Assess Each Child’s Learning Level
Each child has had a unique learning experience at home in the last one year. The vast digital divide and the varying educational levels of a child’s parents allowed some children to be more equal than others. According to ASER 2020, only 61.8% of children in rural areas had access to a smartphone as learning moved digital.
Increasingly, children also received learning support from family members. Those with more educated parents received more support than children whose parents had no or minimal formal education. According to ASER 2020, 54.8% of children whose parents had completed grade 5 or less received some form of family support, as compared to 89.4% of children whose parents had studied beyond grade 9.
The State Council of Education Research and Training (SCERT), Jammu and Kashmir is scheduled to conduct a survey to identify the learning gaps in children. We should consider uniform implementation of this across the country and assess every child before moving to the new grade curriculum. Their needs will vary and a ‘one size fits all’ approach is likely to alienate more children and could lead to dropouts.
Remediation is Key
Once children have been assessed, there has to be focus on remediation to recover from the learning loss without which no new learning will materialize.
We should set aside a couple of months for a remediation bootcamp to build back learning levels. If we chase syllabus completion and scoring high marks in exams, children are likely to resort to rote memorization or drop out altogether because they might not be able keep up with the curriculum.
The Bihar Education Project Council (BEPC) will begin ‘catch up’ classes from April 5 for students in classes 2 to 10 across 80,000 government schools in the state. The 3-month catch-up classes will focus on bridging the learning gap of conventional subjects. The Uttar Pradesh government too, as part of Mission Prerna, has started daily 40-minute-long remedial classes in the first period to strengthen the basic concepts and clear doubts among children. Such initiatives will go a long way in helping children stay the course and improve their learning outcomes.
Innovation Will be Crucial
This is an unprecedented situation and we must be willing to look for solutions that might not yet exist. The conventional or traditional approach must be balanced with the will to innovate.
Parental engagement increased in a child’s education during school closures leading to a fully functioning channel of communication between parents and the teachers. This can be built upon to improve learning outcomes in a child’s learning journey.

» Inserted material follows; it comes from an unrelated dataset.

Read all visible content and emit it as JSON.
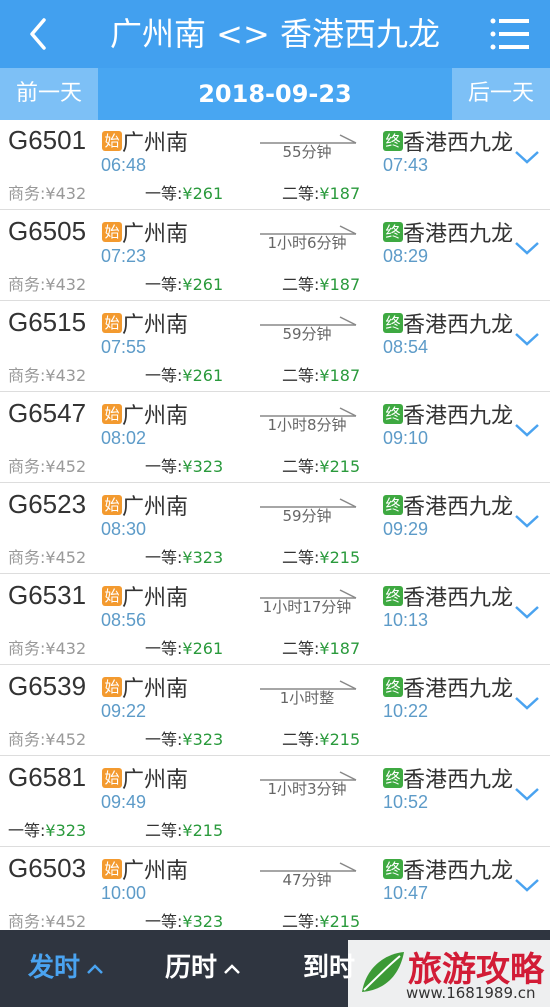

We must also encourage blended learning, harnessing the momentum that has been created for EdTech solutions. To close the digital divide, we could look at solutions such as ‘Shiksha Mitra’ in Haryana, under which students without access to mobile phones are mapped and are assigned a ‘Mitra’ or a friend who provides the students their phone for a few hours in a day.

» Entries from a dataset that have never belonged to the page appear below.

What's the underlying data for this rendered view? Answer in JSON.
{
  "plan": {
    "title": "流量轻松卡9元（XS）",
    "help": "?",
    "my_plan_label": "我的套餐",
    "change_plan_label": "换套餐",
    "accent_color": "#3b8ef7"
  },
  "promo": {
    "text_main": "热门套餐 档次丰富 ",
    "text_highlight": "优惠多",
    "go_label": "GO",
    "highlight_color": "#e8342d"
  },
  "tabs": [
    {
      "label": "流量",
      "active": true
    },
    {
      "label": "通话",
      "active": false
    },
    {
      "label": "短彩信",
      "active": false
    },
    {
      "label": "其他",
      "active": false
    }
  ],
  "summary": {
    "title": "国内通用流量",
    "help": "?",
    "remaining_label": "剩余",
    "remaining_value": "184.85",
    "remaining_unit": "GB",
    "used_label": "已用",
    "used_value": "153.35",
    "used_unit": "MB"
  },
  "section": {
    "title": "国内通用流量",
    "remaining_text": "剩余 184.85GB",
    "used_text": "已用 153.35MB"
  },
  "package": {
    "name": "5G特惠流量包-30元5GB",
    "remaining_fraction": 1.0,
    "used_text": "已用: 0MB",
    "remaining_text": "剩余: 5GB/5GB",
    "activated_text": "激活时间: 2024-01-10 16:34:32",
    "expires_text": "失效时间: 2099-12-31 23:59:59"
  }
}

Similarly, instead of teaching students at the grade level, we could consider teaching at their learning levels. Pratham’s learning solution - Teaching At the Right Level - groups children according to their learning levels instead of grade level, and is a low-cost approach to help children catch-up with their learning in the short-term.
‘PARI’ is Integral to Winning the Fight Against Illiteracy
Along with lives and livelihood, there should be equal emphasis on learning as we continue battling Covid-19. While the resumption of physical classes in some states is a welcome step, we must ensure it does not deceive us into believing things are normal. We may soon win the fight against Covid-19, the one against learning disabilities could go on for much longer unless immediate, coherent and specific measures are adopted.